(Web page and app entries)

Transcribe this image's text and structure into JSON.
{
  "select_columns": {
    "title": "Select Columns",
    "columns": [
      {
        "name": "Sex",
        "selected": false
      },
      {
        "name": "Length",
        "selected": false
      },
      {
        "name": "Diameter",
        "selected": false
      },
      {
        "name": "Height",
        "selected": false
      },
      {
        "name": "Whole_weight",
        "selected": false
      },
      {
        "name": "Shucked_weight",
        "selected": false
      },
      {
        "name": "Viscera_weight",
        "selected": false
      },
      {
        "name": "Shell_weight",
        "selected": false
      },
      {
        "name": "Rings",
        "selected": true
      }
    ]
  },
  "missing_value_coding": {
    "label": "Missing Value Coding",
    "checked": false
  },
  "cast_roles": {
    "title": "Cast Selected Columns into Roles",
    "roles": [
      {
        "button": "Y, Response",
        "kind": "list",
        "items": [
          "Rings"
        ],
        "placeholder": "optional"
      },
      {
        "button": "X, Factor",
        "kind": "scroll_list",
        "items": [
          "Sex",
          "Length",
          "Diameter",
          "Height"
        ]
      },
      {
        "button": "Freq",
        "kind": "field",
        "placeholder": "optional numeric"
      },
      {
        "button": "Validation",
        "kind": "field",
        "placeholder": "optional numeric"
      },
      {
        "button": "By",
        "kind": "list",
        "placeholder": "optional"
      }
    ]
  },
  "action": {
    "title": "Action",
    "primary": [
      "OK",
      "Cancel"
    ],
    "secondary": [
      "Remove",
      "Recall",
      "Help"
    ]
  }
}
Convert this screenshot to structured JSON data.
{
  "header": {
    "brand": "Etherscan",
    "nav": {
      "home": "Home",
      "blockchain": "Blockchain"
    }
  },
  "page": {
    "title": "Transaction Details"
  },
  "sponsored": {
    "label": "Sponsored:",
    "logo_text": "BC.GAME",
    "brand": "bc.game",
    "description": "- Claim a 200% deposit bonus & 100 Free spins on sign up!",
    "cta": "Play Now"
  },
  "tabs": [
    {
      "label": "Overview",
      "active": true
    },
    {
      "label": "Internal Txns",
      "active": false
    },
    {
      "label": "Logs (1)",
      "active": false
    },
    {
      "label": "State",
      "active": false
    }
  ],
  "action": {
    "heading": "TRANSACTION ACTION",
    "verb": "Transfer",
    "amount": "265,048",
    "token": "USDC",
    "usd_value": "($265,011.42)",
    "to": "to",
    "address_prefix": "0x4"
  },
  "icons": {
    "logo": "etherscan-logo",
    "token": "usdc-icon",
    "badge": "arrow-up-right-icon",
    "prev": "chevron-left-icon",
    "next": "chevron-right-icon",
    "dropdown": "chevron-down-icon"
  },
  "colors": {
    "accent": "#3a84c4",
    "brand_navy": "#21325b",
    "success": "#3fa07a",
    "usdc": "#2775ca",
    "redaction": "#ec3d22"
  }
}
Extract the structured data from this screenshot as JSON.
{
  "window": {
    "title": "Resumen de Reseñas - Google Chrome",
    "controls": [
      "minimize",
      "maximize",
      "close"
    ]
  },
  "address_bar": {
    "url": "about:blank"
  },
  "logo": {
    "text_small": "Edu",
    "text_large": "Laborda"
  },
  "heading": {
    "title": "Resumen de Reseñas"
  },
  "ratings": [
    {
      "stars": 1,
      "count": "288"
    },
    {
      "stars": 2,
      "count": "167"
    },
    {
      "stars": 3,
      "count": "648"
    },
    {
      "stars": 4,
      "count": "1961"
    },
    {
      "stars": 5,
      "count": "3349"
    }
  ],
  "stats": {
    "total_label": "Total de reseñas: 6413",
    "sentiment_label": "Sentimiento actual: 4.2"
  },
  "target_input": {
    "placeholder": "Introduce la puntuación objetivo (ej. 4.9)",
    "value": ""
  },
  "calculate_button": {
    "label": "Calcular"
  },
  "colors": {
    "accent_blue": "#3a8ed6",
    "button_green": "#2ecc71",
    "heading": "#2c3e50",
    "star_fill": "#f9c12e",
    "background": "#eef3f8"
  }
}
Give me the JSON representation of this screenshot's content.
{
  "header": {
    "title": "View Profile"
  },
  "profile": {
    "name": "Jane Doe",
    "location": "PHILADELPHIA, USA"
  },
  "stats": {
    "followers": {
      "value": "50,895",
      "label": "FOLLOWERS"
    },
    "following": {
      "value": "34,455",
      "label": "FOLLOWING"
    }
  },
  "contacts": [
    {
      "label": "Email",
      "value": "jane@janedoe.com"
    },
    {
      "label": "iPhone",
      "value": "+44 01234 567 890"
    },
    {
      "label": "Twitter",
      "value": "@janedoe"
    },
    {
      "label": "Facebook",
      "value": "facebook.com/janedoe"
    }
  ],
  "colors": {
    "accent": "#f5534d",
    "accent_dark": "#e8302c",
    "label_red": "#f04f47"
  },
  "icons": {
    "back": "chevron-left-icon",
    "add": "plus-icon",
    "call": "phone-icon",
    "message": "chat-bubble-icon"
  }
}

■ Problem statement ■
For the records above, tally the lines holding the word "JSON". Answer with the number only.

■ Result for this exercise ■
4